NASA and Boeing are standing down from the Wednesday, Aug. 4, launch attempt of the agency’s Orbital Flight Test-2 to the International Space Station as mission teams continue to examine the cause of the unexpected valve position indications on the CST-100 Starliner propulsion system.
Early in the launch countdown for the Aug. 3 attempt, mission teams detected indications that not all valves were in the proper configuration needed for launch. Mission teams decided to halt the countdown to further analyze the issue.
NASA and Boeing worked through several steps to troubleshoot the incorrect valve indications, including cycling the service module propulsion system valves, within the current configuration of the Starliner and United Launch Alliance Atlas V rocket at Space Launch Complex-41 on Cape Canaveral Space Force Station in Florida.
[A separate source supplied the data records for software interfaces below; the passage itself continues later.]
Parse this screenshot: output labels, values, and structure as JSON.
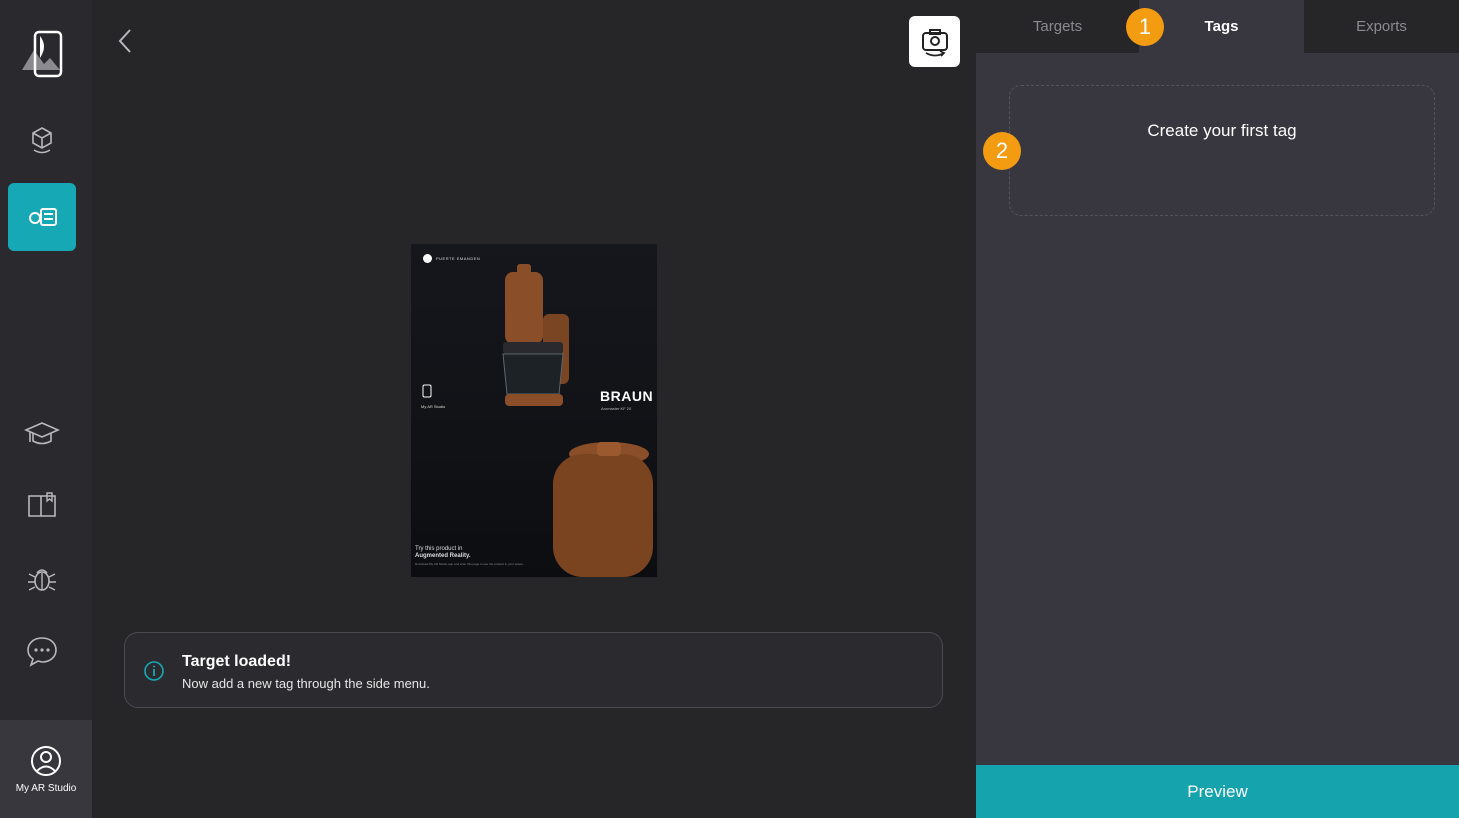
{
  "sidebar": {
    "items": [
      {
        "icon": "cube-ar-icon"
      },
      {
        "icon": "tag-target-icon",
        "active": true
      },
      {
        "icon": "graduation-cap-icon"
      },
      {
        "icon": "book-icon"
      },
      {
        "icon": "bug-icon"
      },
      {
        "icon": "chat-icon"
      }
    ],
    "profile_label": "My AR Studio"
  },
  "canvas": {
    "target_image": {
      "brand_small": "PUERTE EMANDEN",
      "brand_logo": "BRAUN",
      "brand_sub": "Aromaster KF 20",
      "studio_small": "My AR Studio",
      "try_text_line1": "Try this product in",
      "try_text_line2": "Augmented Reality.",
      "fine_print": "Download My AR Studio app and scan this page to see the product in your space."
    },
    "toast": {
      "title": "Target loaded!",
      "message": "Now add a new tag through the side menu."
    }
  },
  "panel": {
    "tabs": [
      {
        "label": "Targets",
        "active": false
      },
      {
        "label": "Tags",
        "active": true
      },
      {
        "label": "Exports",
        "active": false
      }
    ],
    "badges": [
      "1",
      "2"
    ],
    "create_tag_label": "Create your first tag",
    "preview_label": "Preview"
  },
  "colors": {
    "accent": "#17a8b5",
    "badge": "#f39c12",
    "panel_bg": "#38373f",
    "canvas_bg": "#262629"
  }
}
Mission teams have decided to roll the Atlas V and Starliner back to the Vertical Integration Facility (VIF) for further inspection and testing where access to the spacecraft is available. Boeing will power down the Starliner spacecraft this evening. The move to the VIF is expected to take place as early as tomorrow.
Engineering teams have ruled out a number of potential causes, including software, but additional time is needed to complete the assessment.
NASA and Boeing will take whatever time is necessary to ensure Starliner is ready for its important uncrewed flight test to the space station and will look for the next available opportunity after resolution of the issue.